onmouseout="setcolor('row4', 'transparent');">[...]</tr>

No, not really. Better would be:



function setColour(element, colour) {
if (element.style) element.style.color = colour;
}



<tr onmouseover="setColour(this, '#eedd8c');" onmouseout="setColour(this, '');">

but it's still not very elegant: it requires adding attributes to every row in the table, which is rather tedious and bloats the markup.

By the way, do use feature detection.
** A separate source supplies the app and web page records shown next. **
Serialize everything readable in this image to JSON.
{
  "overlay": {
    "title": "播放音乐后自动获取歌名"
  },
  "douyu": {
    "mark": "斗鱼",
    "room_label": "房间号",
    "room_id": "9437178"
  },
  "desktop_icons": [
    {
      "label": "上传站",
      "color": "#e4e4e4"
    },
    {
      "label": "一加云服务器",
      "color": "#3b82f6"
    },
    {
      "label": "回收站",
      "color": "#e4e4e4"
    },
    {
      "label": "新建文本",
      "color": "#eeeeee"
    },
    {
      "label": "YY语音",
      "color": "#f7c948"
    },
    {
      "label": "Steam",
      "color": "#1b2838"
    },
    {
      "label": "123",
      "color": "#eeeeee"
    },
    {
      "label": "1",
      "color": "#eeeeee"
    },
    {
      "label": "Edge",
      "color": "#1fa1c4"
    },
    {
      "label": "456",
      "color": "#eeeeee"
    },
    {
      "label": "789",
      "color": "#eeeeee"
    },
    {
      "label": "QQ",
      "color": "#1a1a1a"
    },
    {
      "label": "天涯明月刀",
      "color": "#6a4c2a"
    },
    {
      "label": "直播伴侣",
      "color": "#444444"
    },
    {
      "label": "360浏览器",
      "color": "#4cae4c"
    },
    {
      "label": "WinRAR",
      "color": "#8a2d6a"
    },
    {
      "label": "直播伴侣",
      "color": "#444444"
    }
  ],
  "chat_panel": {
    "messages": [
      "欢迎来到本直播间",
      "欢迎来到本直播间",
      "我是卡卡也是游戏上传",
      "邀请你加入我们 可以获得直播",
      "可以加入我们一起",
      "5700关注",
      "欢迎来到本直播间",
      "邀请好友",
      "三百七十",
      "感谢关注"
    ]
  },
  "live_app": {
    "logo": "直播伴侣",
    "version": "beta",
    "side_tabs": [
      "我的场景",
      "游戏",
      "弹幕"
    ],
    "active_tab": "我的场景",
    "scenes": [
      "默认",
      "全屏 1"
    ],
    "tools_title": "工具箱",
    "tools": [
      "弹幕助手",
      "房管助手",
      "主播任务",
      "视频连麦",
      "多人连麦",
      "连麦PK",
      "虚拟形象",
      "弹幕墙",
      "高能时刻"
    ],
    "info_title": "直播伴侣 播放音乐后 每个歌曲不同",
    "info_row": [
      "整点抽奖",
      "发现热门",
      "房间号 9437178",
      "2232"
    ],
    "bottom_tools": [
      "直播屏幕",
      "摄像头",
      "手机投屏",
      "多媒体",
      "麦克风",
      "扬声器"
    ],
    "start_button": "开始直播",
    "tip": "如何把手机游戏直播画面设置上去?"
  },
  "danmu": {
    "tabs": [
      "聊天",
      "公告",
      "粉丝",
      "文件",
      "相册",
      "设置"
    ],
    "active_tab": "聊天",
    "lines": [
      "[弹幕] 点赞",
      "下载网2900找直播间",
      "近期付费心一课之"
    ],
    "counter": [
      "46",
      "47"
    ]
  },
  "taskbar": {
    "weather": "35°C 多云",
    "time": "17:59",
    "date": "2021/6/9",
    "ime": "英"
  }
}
Don't just assume that objects and methods are always supported.

Mike

Twey
09-21-2006, 06:31 PM
Mike: How well supported is element.style in modern browsers (and common special cases where the user is unable to upgrade any further)?

mwinter
09-21-2006, 06:54 PM
How well supported is element.style in modern browsers
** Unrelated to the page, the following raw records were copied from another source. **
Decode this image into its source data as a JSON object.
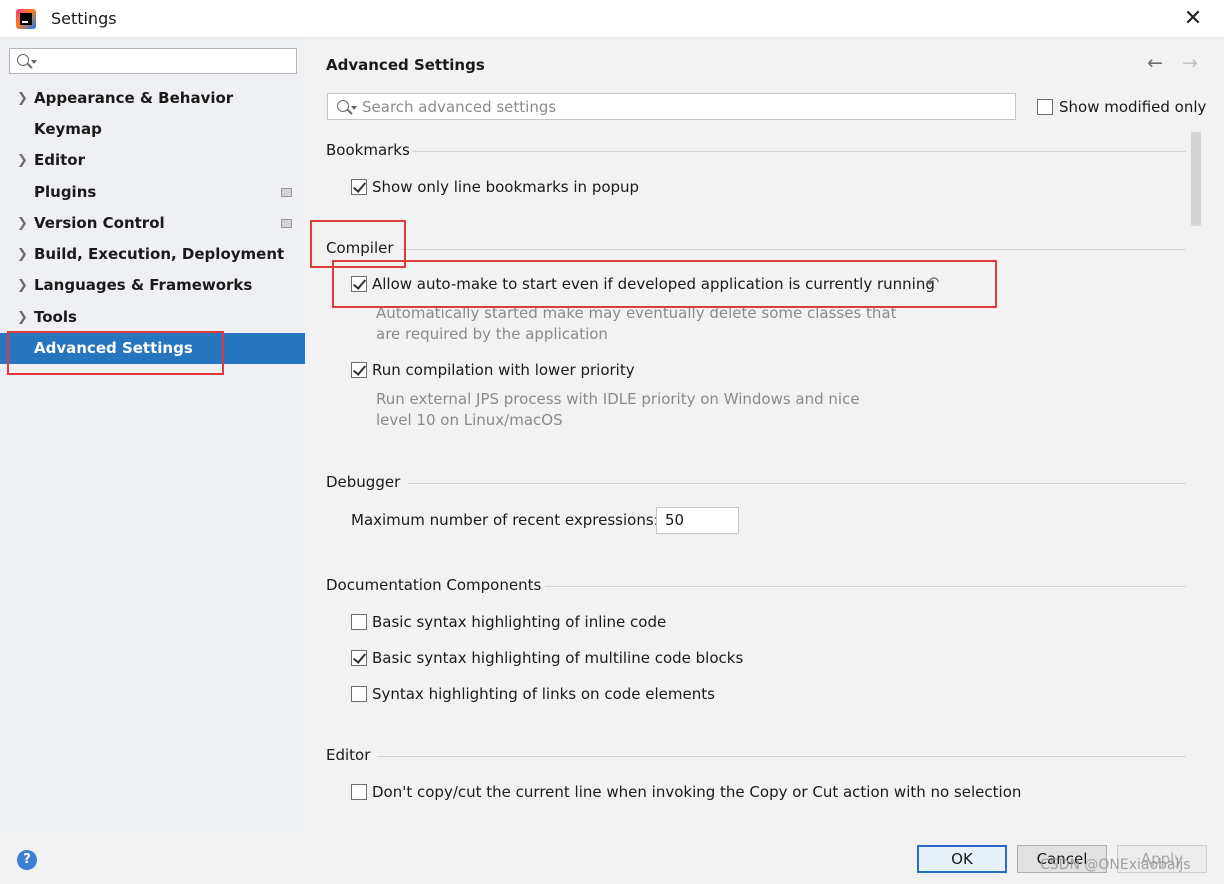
{
  "window": {
    "title": "Settings",
    "close_symbol": "✕"
  },
  "sidebar": {
    "search_placeholder": "",
    "items": [
      {
        "label": "Appearance & Behavior",
        "expandable": true,
        "has_doc_icon": false,
        "selected": false
      },
      {
        "label": "Keymap",
        "expandable": false,
        "has_doc_icon": false,
        "selected": false
      },
      {
        "label": "Editor",
        "expandable": true,
        "has_doc_icon": false,
        "selected": false
      },
      {
        "label": "Plugins",
        "expandable": false,
        "has_doc_icon": true,
        "selected": false
      },
      {
        "label": "Version Control",
        "expandable": true,
        "has_doc_icon": true,
        "selected": false
      },
      {
        "label": "Build, Execution, Deployment",
        "expandable": true,
        "has_doc_icon": false,
        "selected": false
      },
      {
        "label": "Languages & Frameworks",
        "expandable": true,
        "has_doc_icon": false,
        "selected": false
      },
      {
        "label": "Tools",
        "expandable": true,
        "has_doc_icon": false,
        "selected": false
      },
      {
        "label": "Advanced Settings",
        "expandable": false,
        "has_doc_icon": false,
        "selected": true
      }
    ],
    "chevron": "❯"
  },
  "main": {
    "title": "Advanced Settings",
    "back_arrow": "←",
    "forward_arrow": "→",
    "search_placeholder": "Search advanced settings",
    "show_modified_label": "Show modified only",
    "show_modified_checked": false,
    "sections": {
      "bookmarks": {
        "title": "Bookmarks",
        "option_label": "Show only line bookmarks in popup",
        "option_checked": true
      },
      "compiler": {
        "title": "Compiler",
        "auto_make_label": "Allow auto-make to start even if developed application is currently running",
        "auto_make_checked": true,
        "auto_make_revert_icon": "↶",
        "auto_make_hint_1": "Automatically started make may eventually delete some classes that",
        "auto_make_hint_2": "are required by the application",
        "low_priority_label": "Run compilation with lower priority",
        "low_priority_checked": true,
        "low_priority_hint_1": "Run external JPS process with IDLE priority on Windows and nice",
        "low_priority_hint_2": "level 10 on Linux/macOS"
      },
      "debugger": {
        "title": "Debugger",
        "max_expr_label": "Maximum number of recent expressions:",
        "max_expr_value": "50"
      },
      "documentation": {
        "title": "Documentation Components",
        "inline_label": "Basic syntax highlighting of inline code",
        "inline_checked": false,
        "multiline_label": "Basic syntax highlighting of multiline code blocks",
        "multiline_checked": true,
        "links_label": "Syntax highlighting of links on code elements",
        "links_checked": false
      },
      "editor": {
        "title": "Editor",
        "copy_cut_label": "Don't copy/cut the current line when invoking the Copy or Cut action with no selection",
        "copy_cut_checked": false
      }
    }
  },
  "footer": {
    "help_symbol": "?",
    "ok_label": "OK",
    "cancel_label": "Cancel",
    "apply_label": "Apply",
    "watermark": "CSDN @ONExiaobaijs"
  },
  "colors": {
    "selection": "#2675bf",
    "highlight_box": "#e03a3a",
    "sidebar_bg": "#eef0f3",
    "content_bg": "#f2f2f2"
  }
}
If by modern, you also imply common, then the answer is "completely". Beyond that, I couldn't say as I only have a limited set of browsers, but there's little reason not to perform the test. Having code error out is, in my opinion, a terrible impression to make upon users.
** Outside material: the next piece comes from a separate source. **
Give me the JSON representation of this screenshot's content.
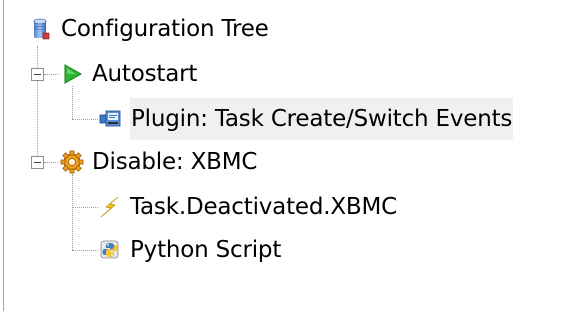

Feature testing has very little impact on performance, and the flexible nature of ECMAScript allows for a testing strategy that, upon definite success or failure, can be replaced with streamlined code.

Mike

zachvenice
10-16-2006, 04:16 AM
First of all, this is a great thread. Thanks for all your hard work. My question is how would you apply this to only a specific table on a page? Would this be set up through an ID? Thanks again.

z

mwinter
10-16-2006, 02:24 PM
My question is how would you apply this to only a specific table on a page? Would this be set up through an ID?

In part, yes. Rather than calling the getElementsByTagName method of the document object, you'd first obtain a reference to the table and call the method of that element. However, if there are nested tables (rare in a well-written site), things will become a little more complicated than the modified code, below:



if (document.getElementById) {
(function() {
var element;

if ((element = document.getElementById('table-identifier'))
&& element.getElementsByTagName) {
var className = 'hovered',
pattern = new RegExp('(^|\\s)' + className + '(\\s|$)'),
rows = document.getElementsByTagName('td');

for (var i = 0, n = rows.length; i < n; ++i) {
rows[i].onmouseover = function() {
this.className += ' ' + className;
};
rows[i].onmouseout = function() {
this.className = this.className.replace(pattern, ' ');
};
}
rows = null;
})();
}

replacing table-identifier as appropriate.

Mike

geoffgarcia
09-21-2007, 09:54 PM
if(document.getElementsByTagName) {
(function() {
var className = 'hovered',
pattern = new RegExp('(^|\\s+)' + className + '(\\s+|$)'),
rows = document.getElementsByTagName('tr');

for(var i = 0, n = rows.length; i < n; ++i) {
rows[i].onmouseover = function() {
this.className += ' ' + className;
};
rows[i].onmouseout = function() {
this.className = this.className.replace(pattern, ' ');
};
}
rows = null;
})();
}
How can I modify this code to restrict it to a particular table?

Twey
09-22-2007, 11:47 AM
Replace this:
document.getElementsByTagName('tr');with this:
document.getElementById('id_of_your_table').getElementsByTagName('tr');

geoffgarcia
09-24-2007, 06:53 PM
Replace this:
document.getElementsByTagName('tr');with this:
document.getElementById('id_of_your_table').getElementsByTagName('tr');

Is there any way to do this if the table doesn't have an ID or class associated with it?

I'm working with a bit of code that is generated through a DLL (which can't be edited) that presents a series of tables without IDs or classes.
The layout is in a format like:
<table>
<tr>
<td></td>
</tr>
</table>
<table>
<tr>
<td></td>
</tr>
</table>

and it would be the second table to which I'd like to apply this code.

steppen
01-23-2009, 12:56 PM
Hi! I have a doubt:


tr{background:#feffee;color:#333;hover:expression(this.onmouseover=new Function("this.style.background='#d8d9cc';"),this.onmouseout=new Function("this.style.background='#feffee';"));}


I have this code above on my CSS to make hover effect. Onmouseover works like spected, but onmouseout it just changes the colour of my rows because I have alternate colours on them. The question is: how can I programmaticly say that I want the same colour as it was before?
I don't have much experience on CSS and js...

Thanks in advance.